#### [ACTIVITY]
Your response should consist of every record, exactly as given.

[Interface dataset entries]

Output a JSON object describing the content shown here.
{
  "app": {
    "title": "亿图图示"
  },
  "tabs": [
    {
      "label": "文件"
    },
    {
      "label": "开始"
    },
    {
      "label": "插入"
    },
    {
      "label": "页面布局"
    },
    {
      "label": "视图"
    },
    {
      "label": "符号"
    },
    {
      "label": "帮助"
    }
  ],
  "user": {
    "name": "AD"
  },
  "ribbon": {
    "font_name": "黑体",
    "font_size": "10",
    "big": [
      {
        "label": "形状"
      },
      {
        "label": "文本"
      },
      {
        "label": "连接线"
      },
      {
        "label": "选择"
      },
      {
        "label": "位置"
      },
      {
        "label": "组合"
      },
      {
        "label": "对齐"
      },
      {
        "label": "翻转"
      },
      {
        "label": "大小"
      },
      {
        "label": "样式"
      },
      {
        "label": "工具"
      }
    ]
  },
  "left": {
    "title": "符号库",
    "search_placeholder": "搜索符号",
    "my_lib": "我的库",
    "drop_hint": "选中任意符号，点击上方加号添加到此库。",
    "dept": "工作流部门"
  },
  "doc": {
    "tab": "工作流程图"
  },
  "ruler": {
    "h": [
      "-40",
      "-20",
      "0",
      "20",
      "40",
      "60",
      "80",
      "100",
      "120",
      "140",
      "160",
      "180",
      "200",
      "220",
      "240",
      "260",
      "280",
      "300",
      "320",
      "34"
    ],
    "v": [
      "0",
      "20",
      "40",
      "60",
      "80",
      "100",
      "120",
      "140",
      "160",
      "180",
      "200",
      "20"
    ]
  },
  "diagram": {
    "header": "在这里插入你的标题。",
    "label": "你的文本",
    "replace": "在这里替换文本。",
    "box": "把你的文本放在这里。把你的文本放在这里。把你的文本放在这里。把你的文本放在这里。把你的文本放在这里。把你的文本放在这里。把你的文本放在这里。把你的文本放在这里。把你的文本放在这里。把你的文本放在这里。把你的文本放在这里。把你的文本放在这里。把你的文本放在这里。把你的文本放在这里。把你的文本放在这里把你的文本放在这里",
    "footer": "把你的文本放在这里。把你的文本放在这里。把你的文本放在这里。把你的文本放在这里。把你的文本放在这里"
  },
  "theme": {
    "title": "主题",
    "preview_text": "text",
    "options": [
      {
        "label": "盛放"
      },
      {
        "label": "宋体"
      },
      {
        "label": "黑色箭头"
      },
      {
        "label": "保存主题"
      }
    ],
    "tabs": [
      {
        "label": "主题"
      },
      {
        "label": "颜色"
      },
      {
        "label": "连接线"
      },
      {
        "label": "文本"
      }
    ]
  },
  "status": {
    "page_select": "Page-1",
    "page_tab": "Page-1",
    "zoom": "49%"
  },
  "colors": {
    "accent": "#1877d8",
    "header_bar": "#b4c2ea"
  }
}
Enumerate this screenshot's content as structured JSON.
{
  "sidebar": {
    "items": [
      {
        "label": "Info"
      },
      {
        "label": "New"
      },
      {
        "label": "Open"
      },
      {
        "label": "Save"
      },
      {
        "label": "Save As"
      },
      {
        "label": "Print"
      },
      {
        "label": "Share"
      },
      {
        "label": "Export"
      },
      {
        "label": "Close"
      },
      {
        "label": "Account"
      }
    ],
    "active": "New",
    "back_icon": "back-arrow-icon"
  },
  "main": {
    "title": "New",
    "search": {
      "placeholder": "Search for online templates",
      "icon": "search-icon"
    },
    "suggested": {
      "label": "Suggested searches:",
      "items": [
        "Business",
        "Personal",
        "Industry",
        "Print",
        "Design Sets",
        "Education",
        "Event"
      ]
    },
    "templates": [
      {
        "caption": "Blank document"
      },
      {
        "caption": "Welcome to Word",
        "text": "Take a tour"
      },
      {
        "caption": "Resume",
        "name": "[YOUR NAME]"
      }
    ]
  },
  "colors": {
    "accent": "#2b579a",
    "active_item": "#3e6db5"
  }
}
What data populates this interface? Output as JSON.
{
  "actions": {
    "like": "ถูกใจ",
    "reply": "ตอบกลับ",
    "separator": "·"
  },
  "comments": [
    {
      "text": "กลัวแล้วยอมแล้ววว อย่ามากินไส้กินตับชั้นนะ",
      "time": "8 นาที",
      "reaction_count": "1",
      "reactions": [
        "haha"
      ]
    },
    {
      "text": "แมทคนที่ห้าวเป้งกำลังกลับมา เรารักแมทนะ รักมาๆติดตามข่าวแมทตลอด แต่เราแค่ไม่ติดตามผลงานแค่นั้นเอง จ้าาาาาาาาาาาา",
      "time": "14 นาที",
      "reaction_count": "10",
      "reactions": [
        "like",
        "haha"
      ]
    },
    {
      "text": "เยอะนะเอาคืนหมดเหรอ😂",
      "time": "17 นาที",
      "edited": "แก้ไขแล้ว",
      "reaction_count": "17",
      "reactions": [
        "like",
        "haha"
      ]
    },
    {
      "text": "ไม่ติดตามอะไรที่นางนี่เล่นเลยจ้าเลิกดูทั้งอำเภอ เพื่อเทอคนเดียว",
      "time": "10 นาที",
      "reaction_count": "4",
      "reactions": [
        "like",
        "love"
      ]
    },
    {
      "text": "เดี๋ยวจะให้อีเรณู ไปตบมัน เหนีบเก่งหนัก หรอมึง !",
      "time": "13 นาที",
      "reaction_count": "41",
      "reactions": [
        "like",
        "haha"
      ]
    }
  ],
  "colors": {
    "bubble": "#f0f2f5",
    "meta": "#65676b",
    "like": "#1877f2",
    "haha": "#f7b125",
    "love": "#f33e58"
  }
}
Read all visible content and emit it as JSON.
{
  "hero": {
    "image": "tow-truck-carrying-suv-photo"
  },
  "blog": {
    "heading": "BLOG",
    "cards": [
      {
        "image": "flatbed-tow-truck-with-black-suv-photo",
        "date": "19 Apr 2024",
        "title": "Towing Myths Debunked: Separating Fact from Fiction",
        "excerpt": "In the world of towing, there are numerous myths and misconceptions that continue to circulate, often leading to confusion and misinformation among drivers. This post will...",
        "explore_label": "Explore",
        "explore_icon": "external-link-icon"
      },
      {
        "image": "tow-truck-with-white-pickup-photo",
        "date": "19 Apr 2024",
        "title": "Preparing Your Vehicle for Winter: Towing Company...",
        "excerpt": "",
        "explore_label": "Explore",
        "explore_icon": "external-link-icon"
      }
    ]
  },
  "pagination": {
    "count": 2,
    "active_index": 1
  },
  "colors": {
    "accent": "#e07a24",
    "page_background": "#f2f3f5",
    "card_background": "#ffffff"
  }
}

#### [EXERCISE ANSWER]
Output a JSON object describing the content shown here.
{
  "app": {
    "title": "亿图图示"
  },
  "tabs": [
    {
      "label": "文件"
    },
    {
      "label": "开始"
    },
    {
      "label": "插入"
    },
    {
      "label": "页面布局"
    },
    {
      "label": "视图"
    },
    {
      "label": "符号"
    },
    {
      "label": "帮助"
    }
  ],
  "user": {
    "name": "AD"
  },
  "ribbon": {
    "font_name": "黑体",
    "font_size": "10",
    "big": [
      {
        "label": "形状"
      },
      {
        "label": "文本"
      },
      {
        "label": "连接线"
      },
      {
        "label": "选择"
      },
      {
        "label": "位置"
      },
      {
        "label": "组合"
      },
      {
        "label": "对齐"
      },
      {
        "label": "翻转"
      },
      {
        "label": "大小"
      },
      {
        "label": "样式"
      },
      {
        "label": "工具"
      }
    ]
  },
  "left": {
    "title": "符号库",
    "search_placeholder": "搜索符号",
    "my_lib": "我的库",
    "drop_hint": "选中任意符号，点击上方加号添加到此库。",
    "dept": "工作流部门"
  },
  "doc": {
    "tab": "工作流程图"
  },
  "ruler": {
    "h": [
      "-40",
      "-20",
      "0",
      "20",
      "40",
      "60",
      "80",
      "100",
      "120",
      "140",
      "160",
      "180",
      "200",
      "220",
      "240",
      "260",
      "280",
      "300",
      "320",
      "34"
    ],
    "v": [
      "0",
      "20",
      "40",
      "60",
      "80",
      "100",
      "120",
      "140",
      "160",
      "180",
      "200",
      "20"
    ]
  },
  "diagram": {
    "header": "在这里插入你的标题。",
    "label": "你的文本",
    "replace": "在这里替换文本。",
    "box": "把你的文本放在这里。把你的文本放在这里。把你的文本放在这里。把你的文本放在这里。把你的文本放在这里。把你的文本放在这里。把你的文本放在这里。把你的文本放在这里。把你的文本放在这里。把你的文本放在这里。把你的文本放在这里。把你的文本放在这里。把你的文本放在这里。把你的文本放在这里。把你的文本放在这里把你的文本放在这里",
    "footer": "把你的文本放在这里。把你的文本放在这里。把你的文本放在这里。把你的文本放在这里。把你的文本放在这里"
  },
  "theme": {
    "title": "主题",
    "preview_text": "text",
    "options": [
      {
        "label": "盛放"
      },
      {
        "label": "宋体"
      },
      {
        "label": "黑色箭头"
      },
      {
        "label": "保存主题"
      }
    ],
    "tabs": [
      {
        "label": "主题"
      },
      {
        "label": "颜色"
      },
      {
        "label": "连接线"
      },
      {
        "label": "文本"
      }
    ]
  },
  "status": {
    "page_select": "Page-1",
    "page_tab": "Page-1",
    "zoom": "49%"
  },
  "colors": {
    "accent": "#1877d8",
    "header_bar": "#b4c2ea"
  }
}
Enumerate this screenshot's content as structured JSON.
{
  "sidebar": {
    "items": [
      {
        "label": "Info"
      },
      {
        "label": "New"
      },
      {
        "label": "Open"
      },
      {
        "label": "Save"
      },
      {
        "label": "Save As"
      },
      {
        "label": "Print"
      },
      {
        "label": "Share"
      },
      {
        "label": "Export"
      },
      {
        "label": "Close"
      },
      {
        "label": "Account"
      }
    ],
    "active": "New",
    "back_icon": "back-arrow-icon"
  },
  "main": {
    "title": "New",
    "search": {
      "placeholder": "Search for online templates",
      "icon": "search-icon"
    },
    "suggested": {
      "label": "Suggested searches:",
      "items": [
        "Business",
        "Personal",
        "Industry",
        "Print",
        "Design Sets",
        "Education",
        "Event"
      ]
    },
    "templates": [
      {
        "caption": "Blank document"
      },
      {
        "caption": "Welcome to Word",
        "text": "Take a tour"
      },
      {
        "caption": "Resume",
        "name": "[YOUR NAME]"
      }
    ]
  },
  "colors": {
    "accent": "#2b579a",
    "active_item": "#3e6db5"
  }
}
What data populates this interface? Output as JSON.
{
  "actions": {
    "like": "ถูกใจ",
    "reply": "ตอบกลับ",
    "separator": "·"
  },
  "comments": [
    {
      "text": "กลัวแล้วยอมแล้ววว อย่ามากินไส้กินตับชั้นนะ",
      "time": "8 นาที",
      "reaction_count": "1",
      "reactions": [
        "haha"
      ]
    },
    {
      "text": "แมทคนที่ห้าวเป้งกำลังกลับมา เรารักแมทนะ รักมาๆติดตามข่าวแมทตลอด แต่เราแค่ไม่ติดตามผลงานแค่นั้นเอง จ้าาาาาาาาาาาา",
      "time": "14 นาที",
      "reaction_count": "10",
      "reactions": [
        "like",
        "haha"
      ]
    },
    {
      "text": "เยอะนะเอาคืนหมดเหรอ😂",
      "time": "17 นาที",
      "edited": "แก้ไขแล้ว",
      "reaction_count": "17",
      "reactions": [
        "like",
        "haha"
      ]
    },
    {
      "text": "ไม่ติดตามอะไรที่นางนี่เล่นเลยจ้าเลิกดูทั้งอำเภอ เพื่อเทอคนเดียว",
      "time": "10 นาที",
      "reaction_count": "4",
      "reactions": [
        "like",
        "love"
      ]
    },
    {
      "text": "เดี๋ยวจะให้อีเรณู ไปตบมัน เหนีบเก่งหนัก หรอมึง !",
      "time": "13 นาที",
      "reaction_count": "41",
      "reactions": [
        "like",
        "haha"
      ]
    }
  ],
  "colors": {
    "bubble": "#f0f2f5",
    "meta": "#65676b",
    "like": "#1877f2",
    "haha": "#f7b125",
    "love": "#f33e58"
  }
}
Read all visible content and emit it as JSON.
{
  "hero": {
    "image": "tow-truck-carrying-suv-photo"
  },
  "blog": {
    "heading": "BLOG",
    "cards": [
      {
        "image": "flatbed-tow-truck-with-black-suv-photo",
        "date": "19 Apr 2024",
        "title": "Towing Myths Debunked: Separating Fact from Fiction",
        "excerpt": "In the world of towing, there are numerous myths and misconceptions that continue to circulate, often leading to confusion and misinformation among drivers. This post will...",
        "explore_label": "Explore",
        "explore_icon": "external-link-icon"
      },
      {
        "image": "tow-truck-with-white-pickup-photo",
        "date": "19 Apr 2024",
        "title": "Preparing Your Vehicle for Winter: Towing Company...",
        "excerpt": "",
        "explore_label": "Explore",
        "explore_icon": "external-link-icon"
      }
    ]
  },
  "pagination": {
    "count": 2,
    "active_index": 1
  },
  "colors": {
    "accent": "#e07a24",
    "page_background": "#f2f3f5",
    "card_background": "#ffffff"
  }
}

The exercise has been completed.